PROBLEM TO WORK ON ▸ Would you repeat each of the lines below exactly?

INFORMATION SUPPLIED ▸

★ ★ ★

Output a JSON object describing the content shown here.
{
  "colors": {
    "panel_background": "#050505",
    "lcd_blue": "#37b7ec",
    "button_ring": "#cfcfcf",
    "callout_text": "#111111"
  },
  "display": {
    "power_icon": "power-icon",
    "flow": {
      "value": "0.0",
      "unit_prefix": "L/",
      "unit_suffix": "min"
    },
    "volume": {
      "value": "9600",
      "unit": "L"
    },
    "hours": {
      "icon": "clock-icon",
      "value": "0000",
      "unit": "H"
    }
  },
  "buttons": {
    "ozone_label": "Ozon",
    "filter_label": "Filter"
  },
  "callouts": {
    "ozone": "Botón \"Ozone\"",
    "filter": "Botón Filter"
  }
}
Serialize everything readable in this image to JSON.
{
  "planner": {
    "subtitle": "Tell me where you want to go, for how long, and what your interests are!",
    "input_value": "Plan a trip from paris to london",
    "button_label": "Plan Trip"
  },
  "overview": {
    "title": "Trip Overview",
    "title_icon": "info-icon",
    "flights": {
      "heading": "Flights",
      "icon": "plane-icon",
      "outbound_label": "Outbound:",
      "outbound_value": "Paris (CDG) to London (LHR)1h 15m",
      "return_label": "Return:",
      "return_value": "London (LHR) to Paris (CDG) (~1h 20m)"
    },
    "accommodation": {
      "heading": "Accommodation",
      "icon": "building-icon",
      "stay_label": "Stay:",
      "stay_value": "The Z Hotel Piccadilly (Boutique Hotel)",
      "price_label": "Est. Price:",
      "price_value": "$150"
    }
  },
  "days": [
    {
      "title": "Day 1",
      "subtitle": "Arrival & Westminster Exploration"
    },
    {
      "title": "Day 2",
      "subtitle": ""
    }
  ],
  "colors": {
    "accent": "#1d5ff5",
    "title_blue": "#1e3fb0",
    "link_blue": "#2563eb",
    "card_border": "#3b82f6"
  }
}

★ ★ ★

WRITTEN ANSWER ▸
Output a JSON object describing the content shown here.
{
  "colors": {
    "panel_background": "#050505",
    "lcd_blue": "#37b7ec",
    "button_ring": "#cfcfcf",
    "callout_text": "#111111"
  },
  "display": {
    "power_icon": "power-icon",
    "flow": {
      "value": "0.0",
      "unit_prefix": "L/",
      "unit_suffix": "min"
    },
    "volume": {
      "value": "9600",
      "unit": "L"
    },
    "hours": {
      "icon": "clock-icon",
      "value": "0000",
      "unit": "H"
    }
  },
  "buttons": {
    "ozone_label": "Ozon",
    "filter_label": "Filter"
  },
  "callouts": {
    "ozone": "Botón \"Ozone\"",
    "filter": "Botón Filter"
  }
}
Serialize everything readable in this image to JSON.
{
  "planner": {
    "subtitle": "Tell me where you want to go, for how long, and what your interests are!",
    "input_value": "Plan a trip from paris to london",
    "button_label": "Plan Trip"
  },
  "overview": {
    "title": "Trip Overview",
    "title_icon": "info-icon",
    "flights": {
      "heading": "Flights",
      "icon": "plane-icon",
      "outbound_label": "Outbound:",
      "outbound_value": "Paris (CDG) to London (LHR)1h 15m",
      "return_label": "Return:",
      "return_value": "London (LHR) to Paris (CDG) (~1h 20m)"
    },
    "accommodation": {
      "heading": "Accommodation",
      "icon": "building-icon",
      "stay_label": "Stay:",
      "stay_value": "The Z Hotel Piccadilly (Boutique Hotel)",
      "price_label": "Est. Price:",
      "price_value": "$150"
    }
  },
  "days": [
    {
      "title": "Day 1",
      "subtitle": "Arrival & Westminster Exploration"
    },
    {
      "title": "Day 2",
      "subtitle": ""
    }
  ],
  "colors": {
    "accent": "#1d5ff5",
    "title_blue": "#1e3fb0",
    "link_blue": "#2563eb",
    "card_border": "#3b82f6"
  }
}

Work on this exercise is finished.